While the empire may have faded into history, Great Britain still continues to administer many dependencies throughout the world. They include Gibraltar in the Mediterranean; the Falkland Islands, South Georgia, the South Sandwich Islands, and St. Helena (including Ascension and Tristan da Cunha) in the South Atlantic; Anguilla, Bermuda, the British Virgin Islands, the Cayman Islands, Montserrat, and the Turks and Caicos Islands in the West Indies; and Pitcairn Island in the Pacific. These dependencies have varying degrees of self-government. In 1982 Britain clashed with Argentina over the Falkland Islands, retaking them by force after Argentina, which also claims them, had invaded and seized the islands.

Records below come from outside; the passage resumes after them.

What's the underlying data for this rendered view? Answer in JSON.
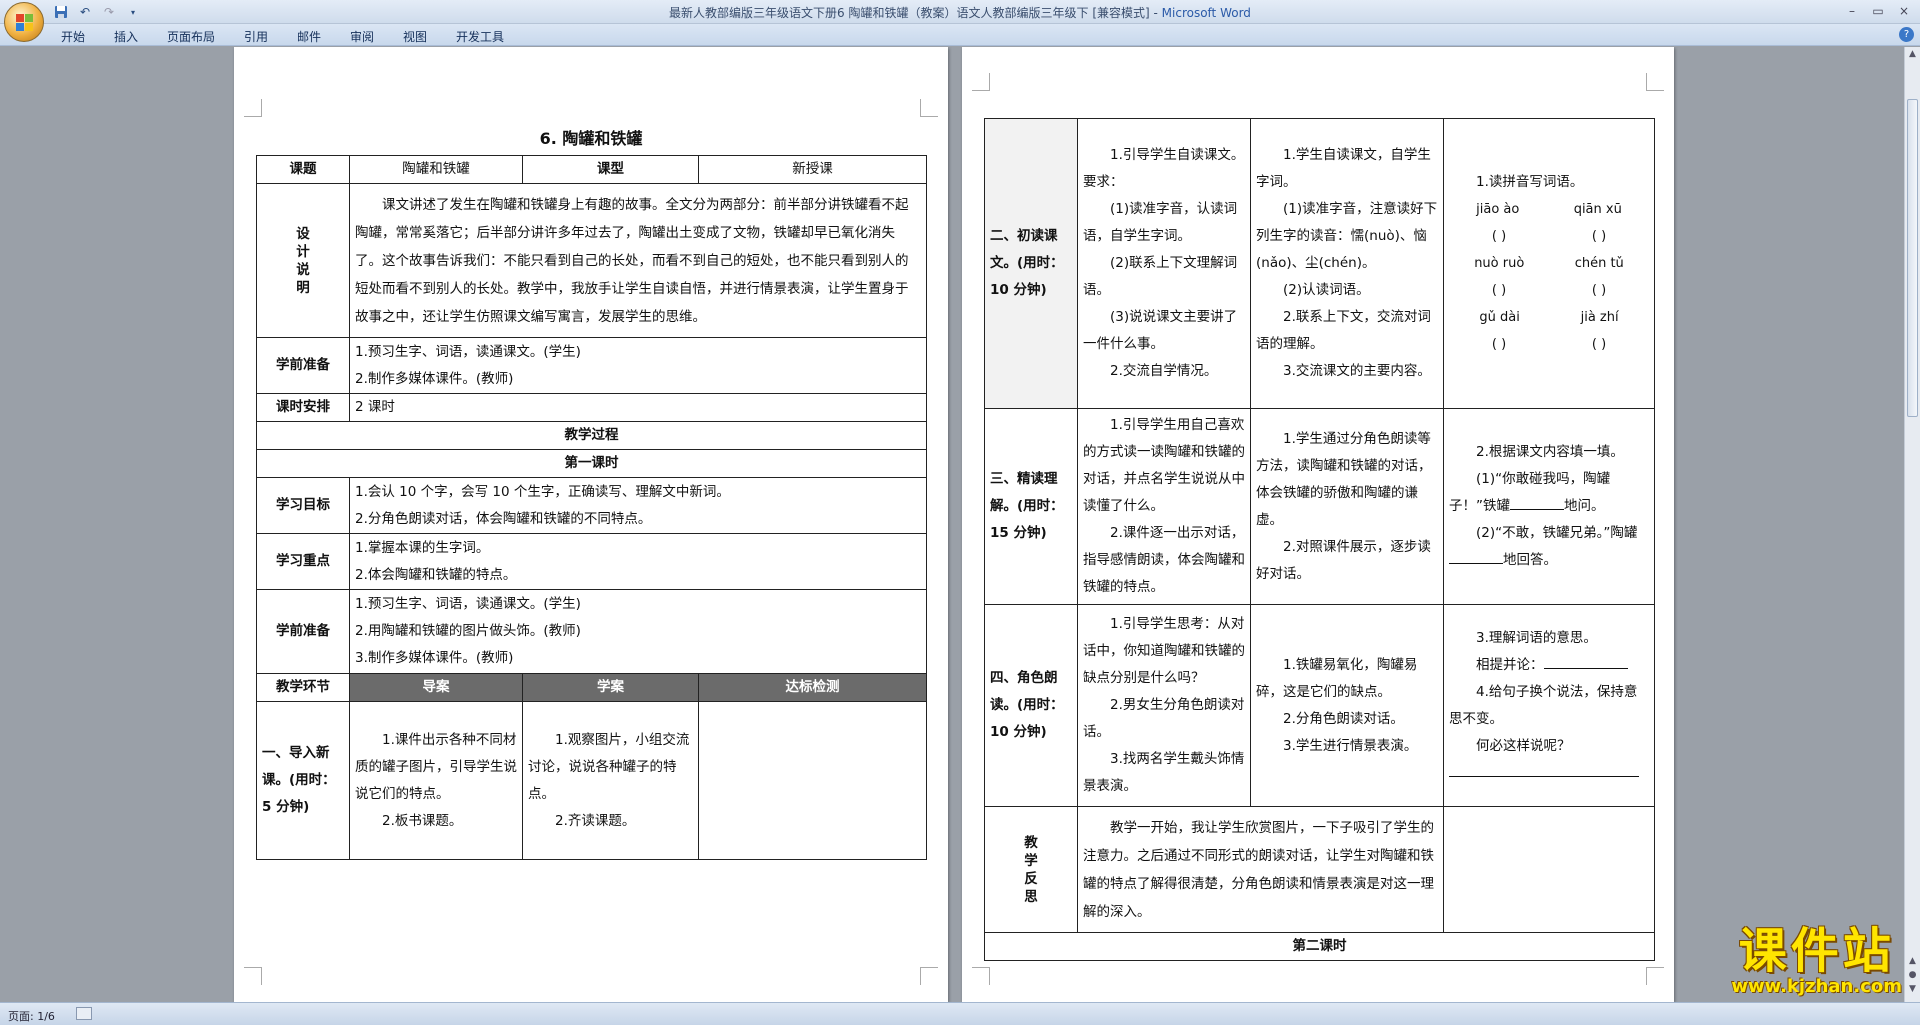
{
  "window": {
    "title": "最新人教部编版三年级语文下册6 陶罐和铁罐（教案）语文人教部编版三年级下 [兼容模式]",
    "app_name": "Microsoft Word",
    "controls": [
      "–",
      "▭",
      "×"
    ]
  },
  "ribbon": {
    "tabs": [
      "开始",
      "插入",
      "页面布局",
      "引用",
      "邮件",
      "审阅",
      "视图",
      "开发工具"
    ]
  },
  "quick_access": [
    "save-icon",
    "undo-icon",
    "redo-icon",
    "customize-icon"
  ],
  "doc": {
    "title": "6. 陶罐和铁罐",
    "header_row": {
      "l1": "课题",
      "v1": "陶罐和铁罐",
      "l2": "课型",
      "v2": "新授课"
    },
    "design": {
      "label": "设计说明",
      "text": "课文讲述了发生在陶罐和铁罐身上有趣的故事。全文分为两部分：前半部分讲铁罐看不起陶罐，常常奚落它；后半部分讲许多年过去了，陶罐出土变成了文物，铁罐却早已氧化消失了。这个故事告诉我们：不能只看到自己的长处，而看不到自己的短处，也不能只看到别人的短处而看不到别人的长处。教学中，我放手让学生自读自悟，并进行情景表演，让学生置身于故事之中，还让学生仿照课文编写寓言，发展学生的思维。"
    },
    "prep1": {
      "label": "学前准备",
      "l1": "1.预习生字、词语，读通课文。(学生)",
      "l2": "2.制作多媒体课件。(教师)"
    },
    "schedule": {
      "label": "课时安排",
      "value": "2 课时"
    },
    "process": "教学过程",
    "lesson1": "第一课时",
    "goals": {
      "label": "学习目标",
      "l1": "1.会认 10 个字，会写 10 个生字，正确读写、理解文中新词。",
      "l2": "2.分角色朗读对话，体会陶罐和铁罐的不同特点。"
    },
    "focus": {
      "label": "学习重点",
      "l1": "1.掌握本课的生字词。",
      "l2": "2.体会陶罐和铁罐的特点。"
    },
    "prep2": {
      "label": "学前准备",
      "l1": "1.预习生字、词语，读通课文。(学生)",
      "l2": "2.用陶罐和铁罐的图片做头饰。(教师)",
      "l3": "3.制作多媒体课件。(教师)"
    },
    "section_head": {
      "l0": "教学环节",
      "l1": "导案",
      "l2": "学案",
      "l3": "达标检测"
    },
    "step1": {
      "label": "一、导入新课。(用时：5 分钟)",
      "guide_1": "1.课件出示各种不同材质的罐子图片，引导学生说说它们的特点。",
      "guide_2": "2.板书课题。",
      "study_1": "1.观察图片，小组交流讨论，说说各种罐子的特点。",
      "study_2": "2.齐读课题。"
    },
    "step2": {
      "label": "二、初读课文。(用时：10 分钟)",
      "guide_1": "1.引导学生自读课文。要求：",
      "guide_2": "(1)读准字音，认读词语，自学生字词。",
      "guide_3": "(2)联系上下文理解词语。",
      "guide_4": "(3)说说课文主要讲了一件什么事。",
      "guide_5": "2.交流自学情况。",
      "study_1": "1.学生自读课文，自学生字词。",
      "study_2": "(1)读准字音，注意读好下列生字的读音：懦(nuò)、恼(nǎo)、尘(chén)。",
      "study_3": "(2)认读词语。",
      "study_4": "2.联系上下文，交流对词语的理解。",
      "study_5": "3.交流课文的主要内容。",
      "check_title": "1.读拼音写词语。",
      "pinyin": [
        "jiāo ào",
        "qiān xū",
        "nuò ruò",
        "chén tǔ",
        "gǔ dài",
        "jià zhí"
      ],
      "bracket": "(        )"
    },
    "step3": {
      "label": "三、精读理解。(用时：15 分钟)",
      "guide_1": "1.引导学生用自己喜欢的方式读一读陶罐和铁罐的对话，并点名学生说说从中读懂了什么。",
      "guide_2": "2.课件逐一出示对话，指导感情朗读，体会陶罐和铁罐的特点。",
      "study_1": "1.学生通过分角色朗读等方法，读陶罐和铁罐的对话，体会铁罐的骄傲和陶罐的谦虚。",
      "study_2": "2.对照课件展示，逐步读好对话。",
      "check_1": "2.根据课文内容填一填。",
      "check_2a": "(1)“你敢碰我吗，陶罐子！”铁罐",
      "check_2b": "地问。",
      "check_3a": "(2)“不敢，铁罐兄弟。”陶罐",
      "check_3b": "地回答。"
    },
    "step4": {
      "label": "四、角色朗读。(用时：10 分钟)",
      "guide_1": "1.引导学生思考：从对话中，你知道陶罐和铁罐的缺点分别是什么吗？",
      "guide_2": "2.男女生分角色朗读对话。",
      "guide_3": "3.找两名学生戴头饰情景表演。",
      "study_1": "1.铁罐易氧化，陶罐易碎，这是它们的缺点。",
      "study_2": "2.分角色朗读对话。",
      "study_3": "3.学生进行情景表演。",
      "check_1": "3.理解词语的意思。",
      "check_2": "相提并论：",
      "check_3": "4.给句子换个说法，保持意思不变。",
      "check_4": "何必这样说呢？"
    },
    "reflect": {
      "label": "教学反思",
      "text": "教学一开始，我让学生欣赏图片，一下子吸引了学生的注意力。之后通过不同形式的朗读对话，让学生对陶罐和铁罐的特点了解得很清楚，分角色朗读和情景表演是对这一理解的深入。"
    },
    "lesson2": "第二课时"
  },
  "status": {
    "page": "页面: 1/6"
  },
  "watermark": {
    "text": "课件站",
    "url": "www.kjzhan.com"
  }
}
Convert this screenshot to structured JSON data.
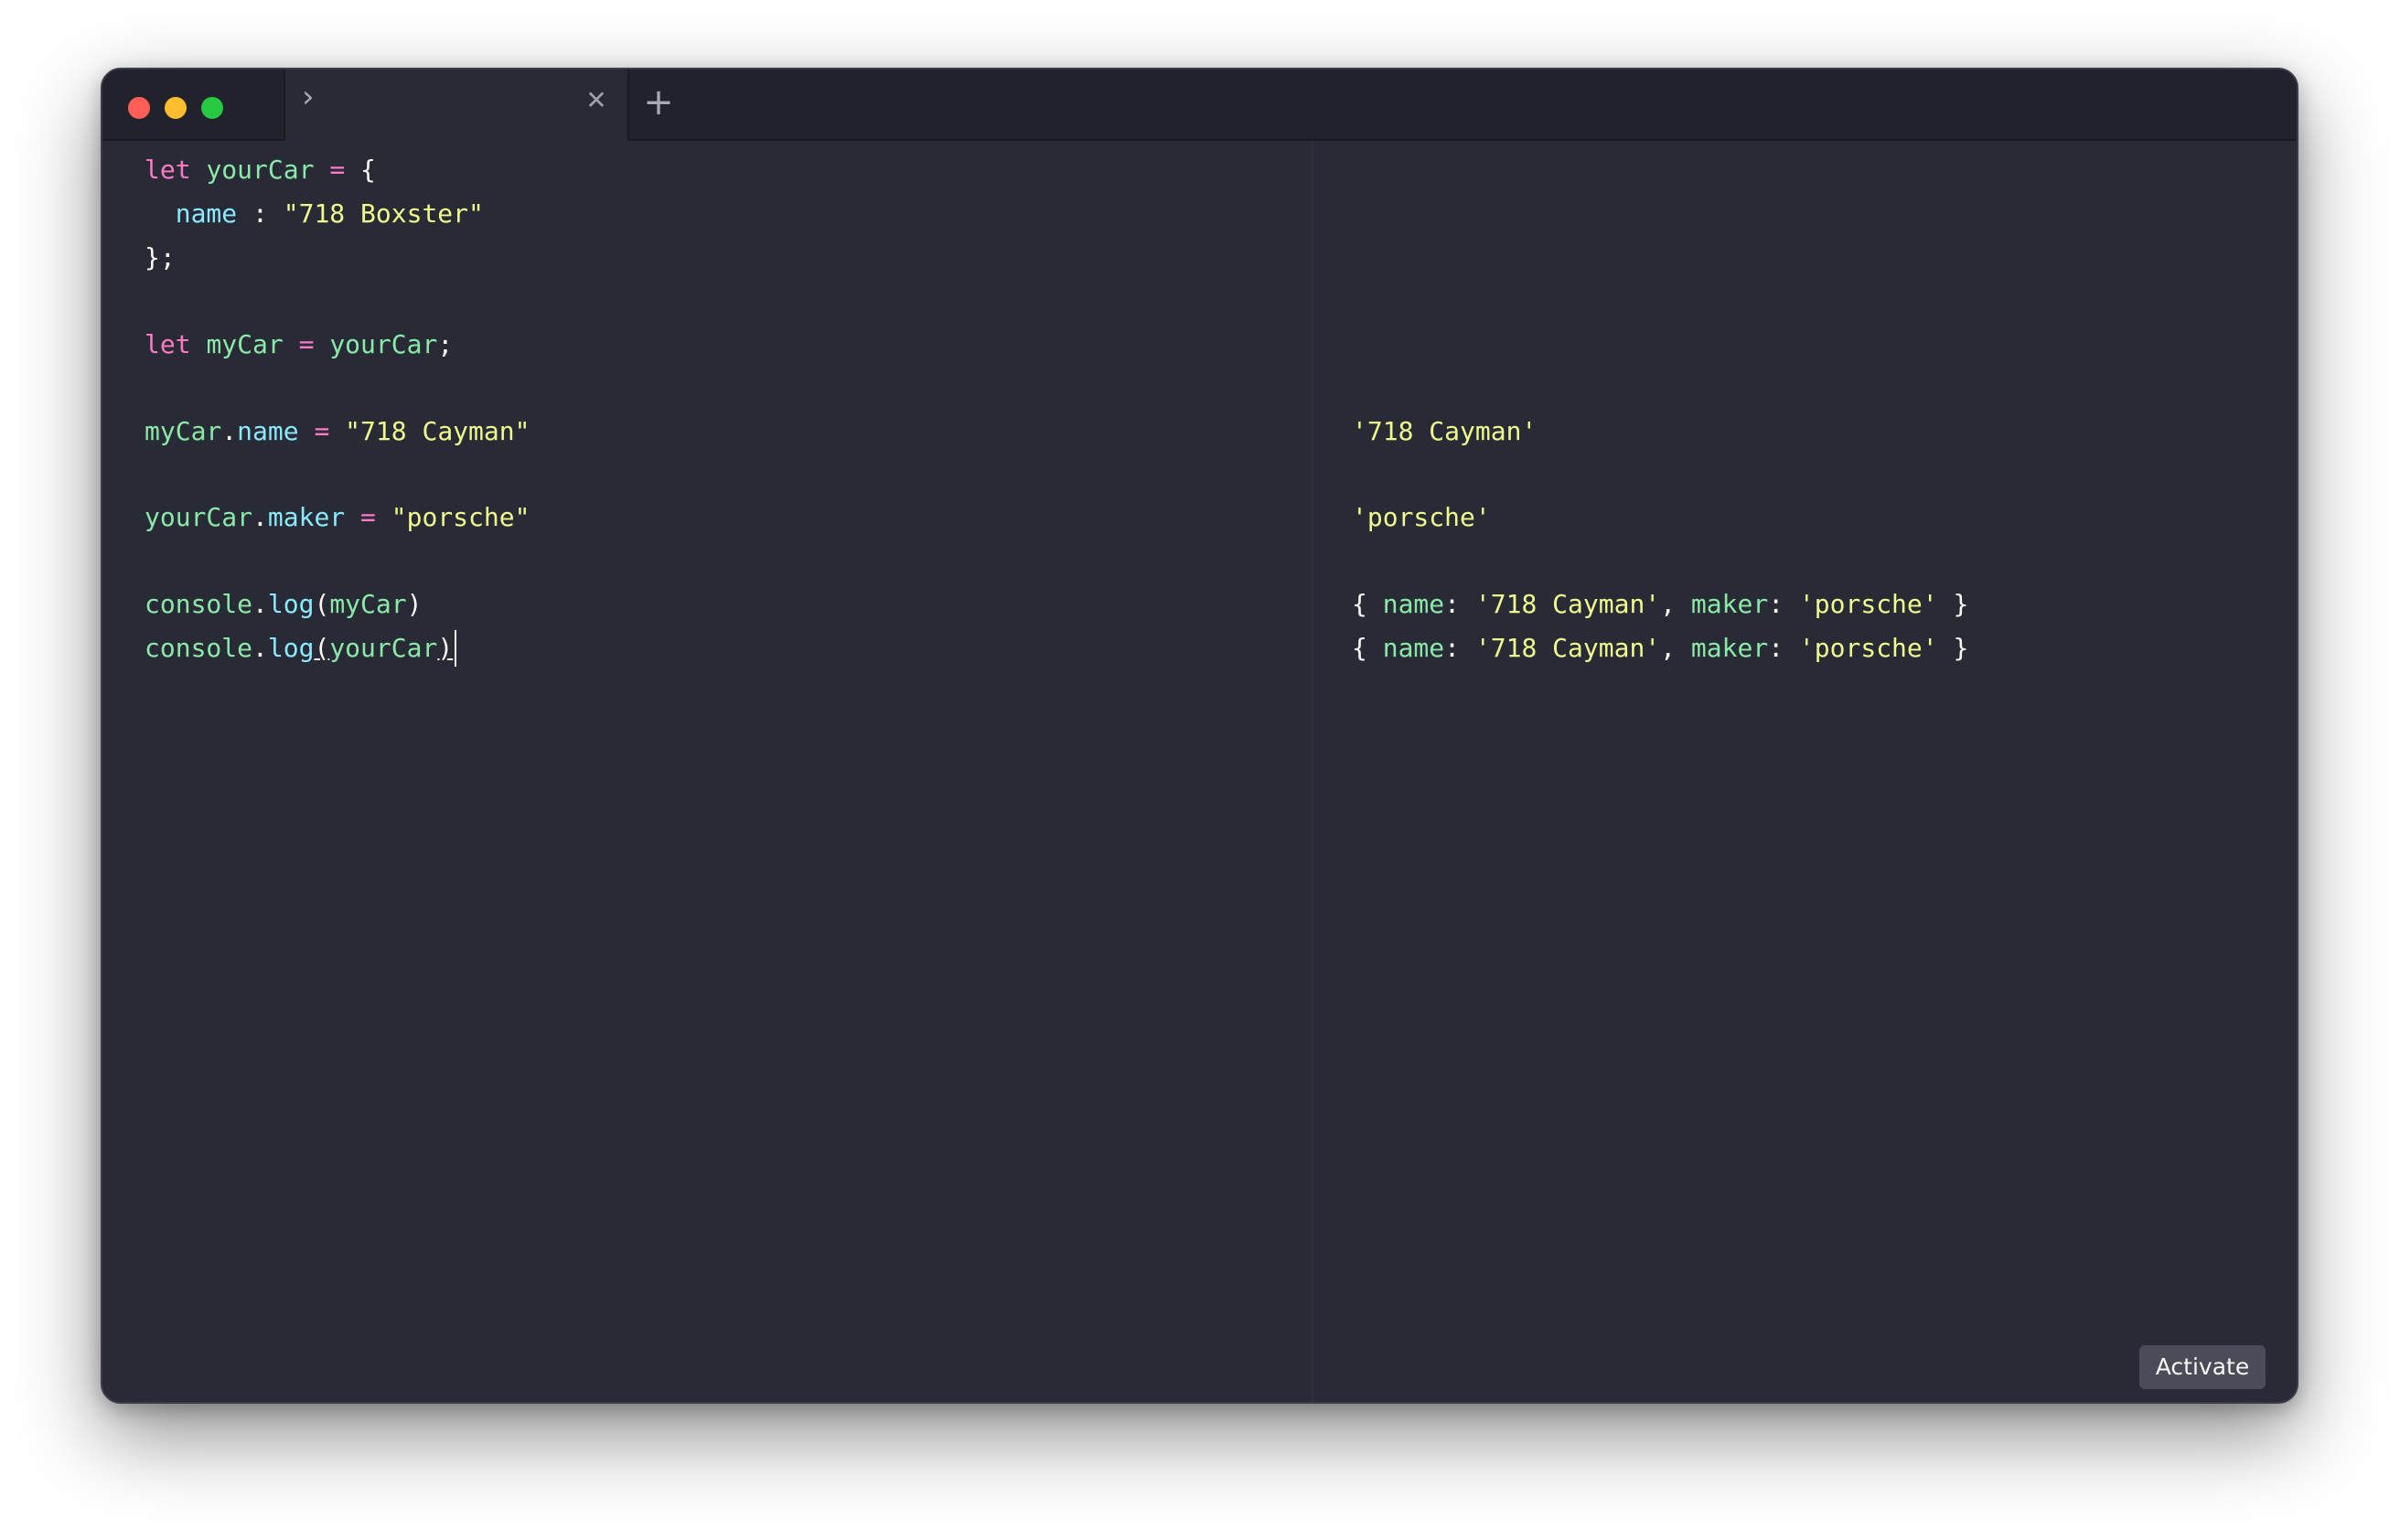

See The Cambridge History of the British Empire (8 vol., 1929–1963); R. A. Huttenback, The British Imperial Experience (1966); J. A. Williamson, A Short History of British Expansion (2 vol., 6th ed. 1967); C. E. Carrington, The British Overseas (2d ed. 1968); C. Cross, The Fall of the British Empire (1968); G. S. Graham, A Concise History of the British Empire (1970); C. Barnett, The Collapse of British Power (1972); T. O. Lloyd, The British Empire, 1558–1982 (1984); A. Clayton, The British Empire as a Superpower, 1919–1939 (1986); A. J. Christopher, The British Empire at Its Zenith (1988); P. J. Cain and A. G. Hopkins, British Imperialism, 1688–2000 (rev. ed. 2003); N. Ferguson, Empire (2003); S. Schama, A History of Britain: The Fate of Empire, 1776–2000 (2003); P. Clarke, The Last Thousand Days of the British Empire (2008); P. Brendon, The Decline and Fall of the British Empire 1781–1997 (2008); J. Darwin, The Empire Project (2009) and Unfinished Empire: The Global Expansion of Britain (2013).